Then there's the question of whether games are capable of handling the tales of real disasters in a tasteful manner. Building graceful and respectful narratives around the deaths of innocent people would be uncharted territory for a medium unproven in being graceful or respectful. We have no way of knowing how the world would react to, say, a game about the September Mexico City earthquakes, but the idea of retelling a famous (albeit hardly caused by natural forces) disaster story through video games isn’t a brand new one.
Announced in 2015 by Polish studio Jujubee, Kursk tackles the sinking of the eponymous nuclear Russian submarine which perished with all 118 of its crew in the depths of the Barents sea in 2000. "Kursk will definitely be a game for mature audiences looking for a unique and cinematic experience," Jujubee's CEO Michal Stepien said. But he failed to convince everyone that a game about Kursk is a good idea. “It’s too soon”, some said. Others questioned whether "the new angle" the devs touted holds any promise of telling the tragic story in a tasteful manner. Another common accusations against Jujubee suggested that Kursk is trying to piggyback the famous tragedy for publicity. It’s not a natural disaster, but it’s a good example of how the world reacts to video games imitating real life tragedy.

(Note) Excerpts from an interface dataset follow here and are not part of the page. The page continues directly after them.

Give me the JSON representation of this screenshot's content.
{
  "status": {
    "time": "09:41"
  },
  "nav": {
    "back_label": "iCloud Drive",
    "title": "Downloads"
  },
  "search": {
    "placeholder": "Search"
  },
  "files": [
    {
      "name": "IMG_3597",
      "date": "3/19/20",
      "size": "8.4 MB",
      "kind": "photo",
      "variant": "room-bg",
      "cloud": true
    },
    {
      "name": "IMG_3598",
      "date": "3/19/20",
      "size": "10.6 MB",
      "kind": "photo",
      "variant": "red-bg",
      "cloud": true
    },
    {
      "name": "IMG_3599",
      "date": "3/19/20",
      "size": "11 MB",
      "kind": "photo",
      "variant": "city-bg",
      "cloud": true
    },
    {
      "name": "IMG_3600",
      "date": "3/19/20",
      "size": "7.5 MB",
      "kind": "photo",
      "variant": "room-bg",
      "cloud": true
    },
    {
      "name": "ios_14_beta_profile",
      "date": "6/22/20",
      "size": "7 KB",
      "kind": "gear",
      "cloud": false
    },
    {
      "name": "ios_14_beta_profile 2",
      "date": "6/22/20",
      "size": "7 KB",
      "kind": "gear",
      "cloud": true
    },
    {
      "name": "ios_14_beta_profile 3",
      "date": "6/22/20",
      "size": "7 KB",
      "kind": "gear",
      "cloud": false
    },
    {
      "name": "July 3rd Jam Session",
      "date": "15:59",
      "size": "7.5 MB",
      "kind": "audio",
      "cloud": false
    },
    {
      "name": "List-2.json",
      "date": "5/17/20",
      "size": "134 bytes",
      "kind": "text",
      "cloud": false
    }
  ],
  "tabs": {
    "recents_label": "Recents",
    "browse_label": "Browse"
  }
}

How The Long Dark got Early access right (opens in new tab)
Unsurprisingly, the announcement of Kursk caused the biggest outrage in Russia. As quoted by The Moscow Times, some commenters floated the concepts of games about the terrorist attacks of 9/11, or 'Katyn: Shoot the Polish Officer,' referencing the mass murder of 20,000 Polish officers by NKVD in 1940. The controversy did little to help the game. Two and a half years later, Kursk remains nowhere to be seen without as much as a placeholder release date and no other game since dared to follow in its wake.
While the outrage against Kursk was at least partially fueled by the rocky historical relationship between Poland and Russia, the case of Kursk illustrates the widespread sentiment that video games aren’t a medium mature enough to tackle matters as serious as tragedies claiming dozens, hundreds, even thousands of lives. Unless, of course, we’re talking about tragedies claiming millions of lives: wars.

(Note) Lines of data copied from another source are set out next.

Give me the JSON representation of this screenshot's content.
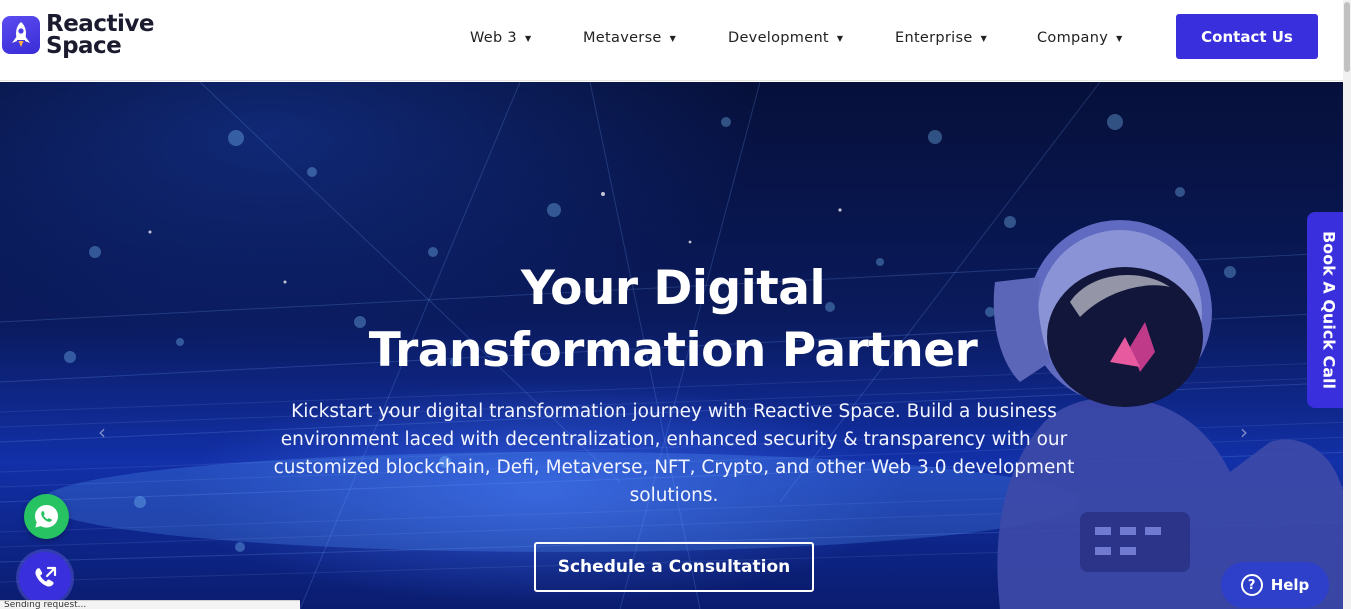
{
  "brand": {
    "line1": "Reactive",
    "line2": "Space",
    "logo_icon": "rocket-icon",
    "accent": "#3a2fdc"
  },
  "nav": {
    "items": [
      {
        "label": "Web 3"
      },
      {
        "label": "Metaverse"
      },
      {
        "label": "Development"
      },
      {
        "label": "Enterprise"
      },
      {
        "label": "Company"
      }
    ],
    "contact_label": "Contact Us"
  },
  "hero": {
    "title_line1": "Your Digital",
    "title_line2": "Transformation Partner",
    "subtitle": "Kickstart your digital transformation journey with Reactive Space. Build a business environment laced with decentralization, enhanced security & transparency with our customized blockchain, Defi, Metaverse, NFT, Crypto, and other Web 3.0 development solutions.",
    "cta_label": "Schedule a Consultation",
    "background_icon": "astronaut-illustration"
  },
  "side_tab": {
    "label": "Book A Quick Call"
  },
  "floating": {
    "whatsapp_icon": "whatsapp-icon",
    "phone_icon": "phone-icon",
    "help_label": "Help"
  },
  "status_bar": {
    "text": "Sending request..."
  }
}
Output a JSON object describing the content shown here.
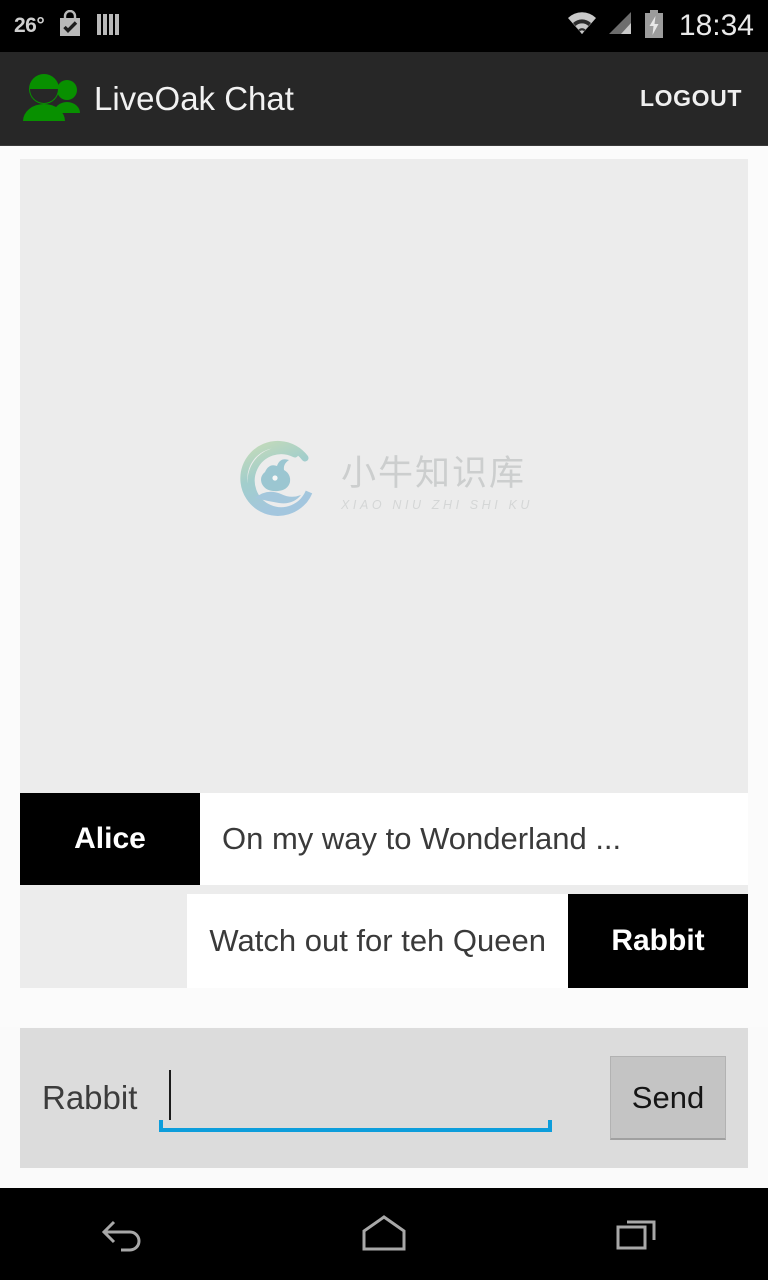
{
  "status_bar": {
    "temperature": "26°",
    "clock": "18:34",
    "icons": [
      "play-store-bag-icon",
      "bars-icon",
      "wifi-icon",
      "cell-signal-icon",
      "battery-charging-icon"
    ]
  },
  "app_bar": {
    "logo_icon": "people-group-icon",
    "title": "LiveOak Chat",
    "logout_label": "LOGOUT",
    "background_color": "#272727",
    "logo_color": "#089000"
  },
  "watermark": {
    "chinese_text": "小牛知识库",
    "pinyin_text": "XIAO NIU ZHI SHI KU",
    "logo_icon": "ox-circle-logo-icon"
  },
  "messages": [
    {
      "author": "Alice",
      "text": "On my way to Wonderland ...",
      "direction": "incoming"
    },
    {
      "author": "Rabbit",
      "text": "Watch out for teh Queen",
      "direction": "outgoing"
    }
  ],
  "input_bar": {
    "username": "Rabbit",
    "input_value": "",
    "input_placeholder": "",
    "send_label": "Send",
    "underline_color": "#0d9ddb"
  },
  "nav_bar": {
    "back_icon": "back-arrow-icon",
    "home_icon": "home-icon",
    "recents_icon": "recents-icon"
  }
}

The argument that the idea of turning a tragedy of unimaginable scale into a money-generating product (be it a game, a movie or a book) is inherently in bad taste collapses under the weight of trigger happy war games like Call of Duty, Medal of Honor and their less successful imitators.
What makes war different and so easily adaptable into a video game? War can be ended, avoided, even understood. Natural disasters can’t. War draws a clear line between the bad guys (them) and the good guys (us). But most of all, war is manmade. We know who to blame for it and where to seek redemption, even if that’s heavily subject to personal perspective. Natural disasters don’t offer the same comfort.
Perhaps the real barrier right now is that a convincing natural disaster game would take a lot of work. The need to craft an entire world as an enemy, and to have it all act realistically is a hell of a challenge. And maybe that’s the real answer to why video games tend to steer clear of cataclysmic events: cost and resources. For a movie, it’s a matter of some expensive CG and some choice location shooting… but the experience is still passive and doesn’t need to ‘behave’ consistently. With games, the force of nature is a hard, hard thing to simulate. Morally, that’s probably a happy coincidence, but the upshot is that - spectacular as it may be - we’re unlikely to see a natural disaster game any time soon.